SHERIDAN — Pets make wonderful companions — they do not, however, make good gifts.

Individuals who head to the Sheridan Dog and Cat Shelter this year looking for the perfect Christmas present for a friend or relative will leave disappointed, as the shelter does not allow third-party adoptions, according to Executive Director Debie Crawford.

“Sure, it’s cute to have a puppy under the Christmas tree or a little bunny at Easter, but usually gifts as animals, people mean well, but the intentions misfire,” she said.pets

It’s easy to immediately fall in love with a puppy or kitten. But, after the initial excitement wears off, the new pet owner is left with a lifelong commitment that requires a lot of time and care.

“You’re giving a pet and they have all kinds of things that go along with them — the costs, the food, the bedding, the toys, veterinary bills, grooming,” Crawford said. “Will they have time to exercise, play or train the animal they get? And if they leave town, they’re going to have boarding and pet-sitting costs.”

Additionally, the holidays are a tough time to introduce a pet into a new environment. Crawford pointed out a lot of people travel or host family, exacerbating the stress levels for new animals and humans alike.

Many years ago, the Dog and Cat Shelter did allow people to take home animals intended as presents. More often than not, these animals ended up back at the shelter.

Instead, the Dog and Cat Shelter offers a gift certificate-style program. If a resident thinks a friend needs a pet, that individual would pay a specified amount — different animals carry different costs — that could later be redeemed for a cat or dog. Unused gift certificates serve as donations for the shelter.

Crawford recommends getting a pet-related gift for the animal lover in your life, perhaps some dog toys or a book about training. That way, the person can decide whether to adopt on his or her own time without feeling pressure to use the gift certificate.

Once a person is ready to adopt, be warned: The Sheridan Dog and Cat Shelter takes adoption seriously. Individuals looking to get a pet must pass a thorough vetting process involving quite a bit of paperwork.

“It’s pretty intense,” Crawford said. “Why do you want to adopt? Do you have other animals? If so, we make sure they have proper vet visits and they’re current on their vaccinations.”

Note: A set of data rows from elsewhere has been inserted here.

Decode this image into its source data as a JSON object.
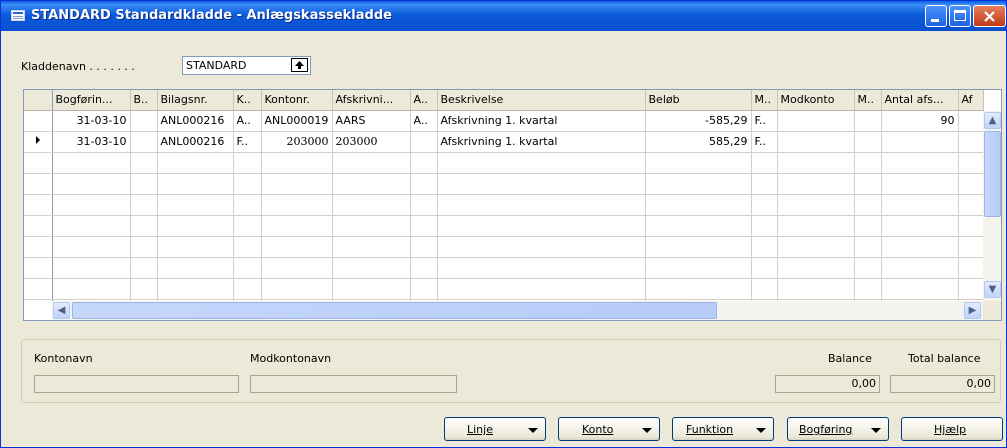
{
  "window": {
    "title": "STANDARD Standardkladde - Anlægskassekladde"
  },
  "header": {
    "kladdenavn_label": "Kladdenavn . . . . . . .",
    "kladdenavn_value": "STANDARD"
  },
  "grid": {
    "columns": [
      "Bogførin...",
      "B..",
      "Bilagsnr.",
      "K..",
      "Kontonr.",
      "Afskrivni...",
      "A..",
      "Beskrivelse",
      "Beløb",
      "M..",
      "Modkonto",
      "M..",
      "Antal afs...",
      "Af"
    ],
    "rows": [
      [
        "31-03-10",
        "",
        "ANL000216",
        "A..",
        "ANL000019",
        "AARS",
        "A..",
        "Afskrivning 1. kvartal",
        "-585,29",
        "F..",
        "",
        "",
        "90",
        ""
      ],
      [
        "31-03-10",
        "",
        "ANL000216",
        "F..",
        "203000",
        "203000",
        "",
        "Afskrivning 1. kvartal",
        "585,29",
        "F..",
        "",
        "",
        "",
        ""
      ]
    ]
  },
  "footer": {
    "kontonavn_label": "Kontonavn",
    "modkontonavn_label": "Modkontonavn",
    "balance_label": "Balance",
    "total_balance_label": "Total balance",
    "balance_value": "0,00",
    "total_balance_value": "0,00"
  },
  "buttons": {
    "linje": "Linje",
    "konto": "Konto",
    "funktion": "Funktion",
    "bogforing": "Bogføring",
    "hjaelp": "Hjælp"
  }
}
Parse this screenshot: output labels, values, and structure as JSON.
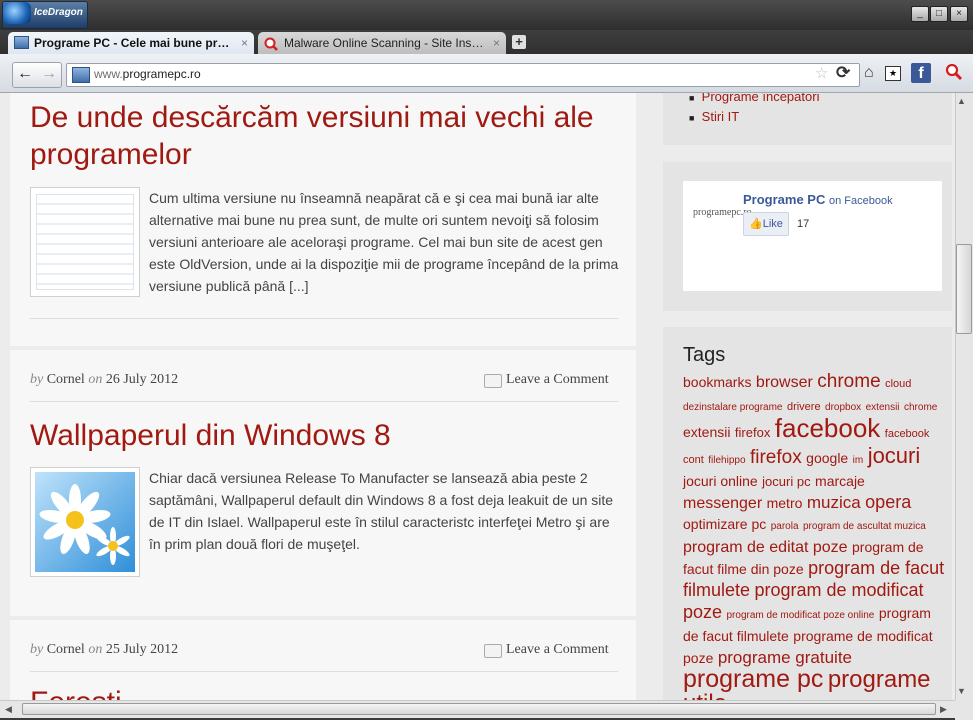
{
  "browser": {
    "name": "IceDragon",
    "tabs": [
      {
        "label": "Programe PC - Cele mai bune progr...",
        "active": true
      },
      {
        "label": "Malware Online Scanning - Site Insp...",
        "active": false
      }
    ],
    "url_prefix": "www.",
    "url_domain": "programepc.ro",
    "new_tab": "+",
    "back": "←",
    "forward": "→",
    "close": "×"
  },
  "sidebar": {
    "links": [
      "Programe începători",
      "Stiri IT"
    ],
    "facebook": {
      "logo": "programepc.ro",
      "title": "Programe PC",
      "suffix": "on Facebook",
      "like_label": "Like",
      "like_count": "17"
    },
    "tags_title": "Tags",
    "tags": [
      {
        "t": "bookmarks",
        "s": 14
      },
      {
        "t": "browser",
        "s": 16
      },
      {
        "t": "chrome",
        "s": 19
      },
      {
        "t": "cloud",
        "s": 11
      },
      {
        "t": "dezinstalare programe",
        "s": 10
      },
      {
        "t": "drivere",
        "s": 11
      },
      {
        "t": "dropbox",
        "s": 10
      },
      {
        "t": "extensii",
        "s": 10
      },
      {
        "t": "chrome",
        "s": 10
      },
      {
        "t": "extensii",
        "s": 14
      },
      {
        "t": "firefox",
        "s": 13
      },
      {
        "t": "facebook",
        "s": 26
      },
      {
        "t": "facebook cont",
        "s": 11
      },
      {
        "t": "filehippo",
        "s": 10
      },
      {
        "t": "firefox",
        "s": 19
      },
      {
        "t": "google",
        "s": 14
      },
      {
        "t": "im",
        "s": 10
      },
      {
        "t": "jocuri",
        "s": 22
      },
      {
        "t": "jocuri online",
        "s": 14
      },
      {
        "t": "jocuri pc",
        "s": 13
      },
      {
        "t": "marcaje",
        "s": 14
      },
      {
        "t": "messenger",
        "s": 16
      },
      {
        "t": "metro",
        "s": 14
      },
      {
        "t": "muzica",
        "s": 17
      },
      {
        "t": "opera",
        "s": 18
      },
      {
        "t": "optimizare pc",
        "s": 14
      },
      {
        "t": "parola",
        "s": 10
      },
      {
        "t": "program de ascultat muzica",
        "s": 10
      },
      {
        "t": "program de editat poze",
        "s": 16
      },
      {
        "t": "program de facut filme din poze",
        "s": 14
      },
      {
        "t": "program de facut filmulete",
        "s": 18
      },
      {
        "t": "program de modificat poze",
        "s": 18
      },
      {
        "t": "program de modificat poze online",
        "s": 10
      },
      {
        "t": "program de facut filmulete",
        "s": 14
      },
      {
        "t": "programe de modificat poze",
        "s": 14
      },
      {
        "t": "programe gratuite",
        "s": 17
      },
      {
        "t": "programe pc",
        "s": 25
      },
      {
        "t": "programe utile",
        "s": 24
      }
    ]
  },
  "posts": [
    {
      "title": "De unde descărcăm versiuni mai vechi ale programelor",
      "excerpt": "Cum ultima versiune nu înseamnă neapărat că e şi cea mai bună iar alte alternative mai bune nu prea sunt, de multe ori suntem nevoiţi să folosim versiuni anterioare ale aceloraşi programe. Cel mai bun site de acest gen este OldVersion, unde ai la dispoziţie mii de programe începând de la prima versiune publică până [...]"
    },
    {
      "title": "Wallpaperul din Windows 8",
      "excerpt": "Chiar dacă versiunea Release To Manufacter se lansează abia peste 2 saptămâni, Wallpaperul default din Windows 8 a fost deja leakuit de un site de IT din Islael. Wallpaperul este în stilul caracteristc interfeţei Metro şi are în prim plan două flori de muşeţel.",
      "meta_by": "by",
      "author": "Cornel",
      "meta_on": "on",
      "date": "26 July 2012",
      "comment": "Leave a Comment"
    },
    {
      "title": "Fereşti",
      "meta_by": "by",
      "author": "Cornel",
      "meta_on": "on",
      "date": "25 July 2012",
      "comment": "Leave a Comment"
    }
  ],
  "colors": {
    "title_red": "#a01a12",
    "facebook_blue": "#3b5998"
  }
}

In the end, the shelter emphasizes finding great environments for both animal and person. Taking a dog or cat home and then returning it later creates even more unnecessary stress for a pet that needs a good, loving home.